An approach to management of vulvovaginal atrophy includes vaginal moisturisers and lubricants, as well as topical vaginal oestrogens.8 Generally, topical vaginal oestrogen is more successful than vaginal moisturisers and lubricants.8 Topical vaginal oestrogen preparations in Australia include Vagifem (oestradiol) and Ovestin (oestriol). A typical regimen for these products is daily for two weeks, then twice weekly thereafter.8 Topical vaginal oestrogen is the treatment of choice over systemic HRT for women where atrophy is the predominant symptom.8

There are many preparations of commercially available vaginal moisturisers and lubricants, including products such as Replens and Sylk.8 These are designed for regular use, typically a few times per week, not just at the time of sexual intercourse.8 The composition of vaginal moisturisers and lubricants can vary, including water, silicone and oil, and there can be some trial and error until a patient finds the product to suit their requirements.8

Endometrial hyperplasia

Endometrial hyperplasia is defined as proliferation of endometrial glands and consequentially an increased gland to stroma ratio.9 Endometrial hyperplasia can be sub-classified into simple or complex with or without atypia.9 The importance of endometrial hyperplasia is each sub-category has a corresponding risk of progression to endometrial cancer for simple or complex hyperplasia with or without atypia the risks are one, three, eight and 29 per cent, respectively.9 An overview to the management of endometrial hyperplasia in postmenopausal women can be summarised into treatment with progestins or hysterectomy.10 The decision of treatment modality is usually based upon the presence of atypia, as this increases the risk of progression to endometrial cancer.10 


  1. Goodman A. Postmenopausal uterine bleeding. UpToDate. Accessed online June 2014.
  2. PMB [Internet]. Accessed June 16 2014. Available from .
  3. Brand A. The women with postmenopausal bleeding. Australian Family Physician 2007;36:116-120.
  4. Lethaby A, Marjoribanks J, Kronenberg F, Roberts H, Eden J, Brown J. Phytoestrogens for menopausal vasomotor symptoms. Cochrane Database of Systematic Reviews 2013, Issue 12. Art. No CD001395. DOI:10.1002/14651858.CD001395.pub4.
  5. Chin J, Konje JC, Hickey M. Levonorgestral intrauterine system for endometrial protection in women with breast cancer on tamoxifen. Cochrane Database of Systematic Reviews 2009, Issue 4. Art No. CD007245. DOI: 10.1002/14651858. CD007245.pub2.
  6. Smith-Bindman R, Weiss E, Feldstein V. How thick is too thick? When endometrial thickness should prompt biopsy in postmenopausal women without vaginal bleeding. Ultrasound Obstet Gynaecol 2004; 24:558-565.
  7. Feldman S. Evaluation of the endometrium for malignant and premalignant disease. UpToDate. Accessed online June 2014.
  8. Bachmann G, Santen R. Treatment of vaginal atrophy. UpToDate. Accessed online June 2014.
  9. Giuntoli RL, Zacur HA. Classification and diagnosis of endometrial hyperplasia. UpToDate. Accessed online June 2014.
  10. Giuntoli RL, Zacur HA. Management of endometrial hyperplasia. UpToDate. Accessed online June 2014.

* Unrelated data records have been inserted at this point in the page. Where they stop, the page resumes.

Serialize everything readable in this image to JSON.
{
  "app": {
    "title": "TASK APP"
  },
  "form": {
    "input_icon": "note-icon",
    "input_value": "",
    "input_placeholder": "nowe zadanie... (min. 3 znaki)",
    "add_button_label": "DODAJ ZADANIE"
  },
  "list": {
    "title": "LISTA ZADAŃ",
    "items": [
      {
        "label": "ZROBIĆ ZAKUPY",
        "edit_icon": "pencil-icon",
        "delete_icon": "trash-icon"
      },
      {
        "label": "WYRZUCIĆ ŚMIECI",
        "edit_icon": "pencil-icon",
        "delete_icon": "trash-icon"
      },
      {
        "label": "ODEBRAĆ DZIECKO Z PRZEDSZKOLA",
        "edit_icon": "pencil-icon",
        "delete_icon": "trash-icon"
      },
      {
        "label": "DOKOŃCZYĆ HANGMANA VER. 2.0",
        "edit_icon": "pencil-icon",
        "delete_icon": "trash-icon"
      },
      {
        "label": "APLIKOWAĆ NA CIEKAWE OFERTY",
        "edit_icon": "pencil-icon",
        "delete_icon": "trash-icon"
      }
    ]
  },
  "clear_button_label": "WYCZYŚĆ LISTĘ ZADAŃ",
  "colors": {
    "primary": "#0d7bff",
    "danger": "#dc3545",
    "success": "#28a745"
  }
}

Leave a Reply

Your email address will not be published. Required fields are marked *